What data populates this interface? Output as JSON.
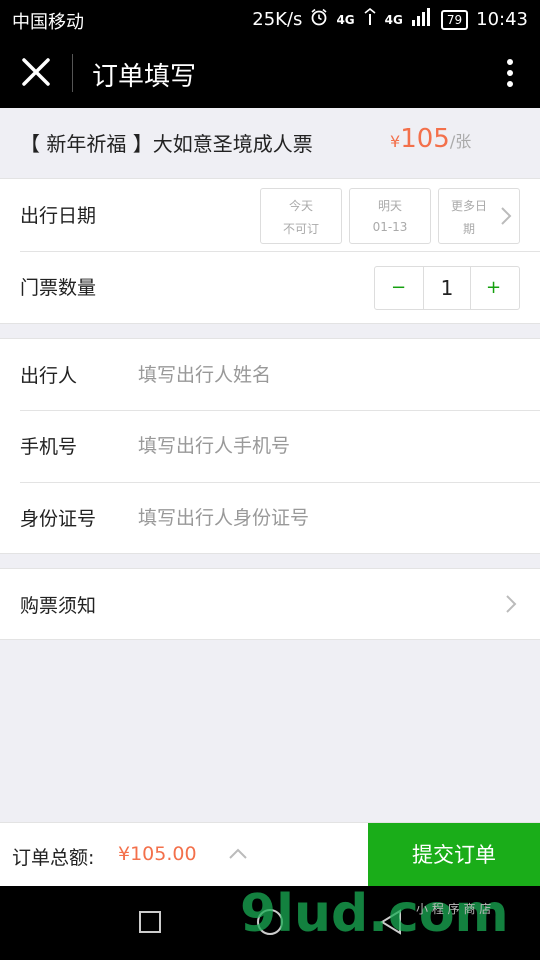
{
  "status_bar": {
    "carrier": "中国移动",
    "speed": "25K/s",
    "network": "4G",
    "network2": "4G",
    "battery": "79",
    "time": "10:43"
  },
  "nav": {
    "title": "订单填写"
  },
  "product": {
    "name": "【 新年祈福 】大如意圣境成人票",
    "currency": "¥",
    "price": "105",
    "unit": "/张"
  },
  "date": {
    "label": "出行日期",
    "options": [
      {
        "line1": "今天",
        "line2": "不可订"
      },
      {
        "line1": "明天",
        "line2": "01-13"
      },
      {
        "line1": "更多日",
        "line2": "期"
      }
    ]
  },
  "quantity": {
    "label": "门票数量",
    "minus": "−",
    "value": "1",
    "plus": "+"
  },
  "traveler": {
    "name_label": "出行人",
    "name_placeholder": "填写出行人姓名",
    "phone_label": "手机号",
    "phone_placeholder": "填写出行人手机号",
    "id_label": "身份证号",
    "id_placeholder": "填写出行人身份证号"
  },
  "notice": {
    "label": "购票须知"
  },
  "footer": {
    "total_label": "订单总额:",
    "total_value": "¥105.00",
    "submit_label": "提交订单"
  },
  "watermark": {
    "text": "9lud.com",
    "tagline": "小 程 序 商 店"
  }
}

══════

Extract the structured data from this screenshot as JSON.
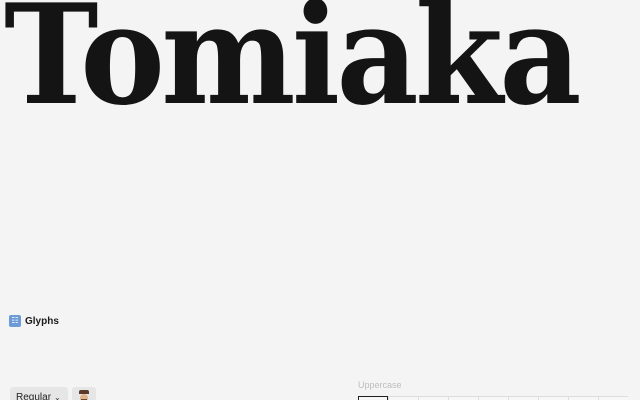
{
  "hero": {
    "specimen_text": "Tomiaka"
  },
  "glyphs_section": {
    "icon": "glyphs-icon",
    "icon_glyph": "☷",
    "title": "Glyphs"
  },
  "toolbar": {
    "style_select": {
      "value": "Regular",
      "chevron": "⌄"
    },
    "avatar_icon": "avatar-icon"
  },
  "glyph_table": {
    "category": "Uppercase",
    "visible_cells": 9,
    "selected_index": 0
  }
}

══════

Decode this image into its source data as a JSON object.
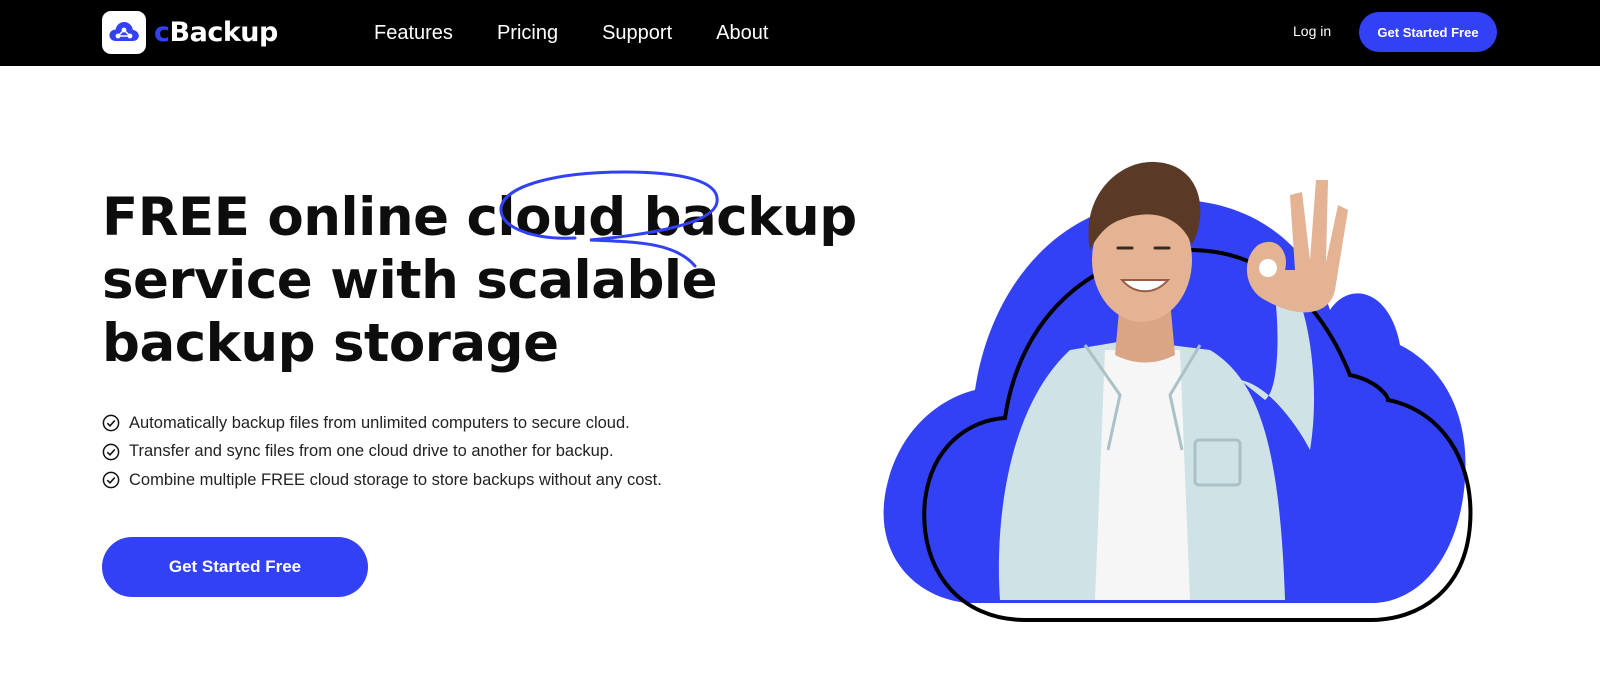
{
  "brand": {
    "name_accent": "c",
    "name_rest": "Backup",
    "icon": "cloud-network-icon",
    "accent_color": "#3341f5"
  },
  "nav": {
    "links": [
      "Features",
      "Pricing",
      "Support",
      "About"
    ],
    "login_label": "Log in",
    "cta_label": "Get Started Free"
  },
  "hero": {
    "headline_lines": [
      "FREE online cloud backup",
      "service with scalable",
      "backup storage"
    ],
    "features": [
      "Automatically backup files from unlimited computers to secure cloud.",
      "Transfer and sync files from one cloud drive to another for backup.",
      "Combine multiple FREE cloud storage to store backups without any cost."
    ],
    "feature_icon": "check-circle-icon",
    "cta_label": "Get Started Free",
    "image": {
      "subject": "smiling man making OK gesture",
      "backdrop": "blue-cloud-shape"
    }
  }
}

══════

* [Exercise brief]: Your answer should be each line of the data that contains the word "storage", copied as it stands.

* [Solution]:
      "backup storage"
      "Combine multiple FREE cloud storage to store backups without any cost."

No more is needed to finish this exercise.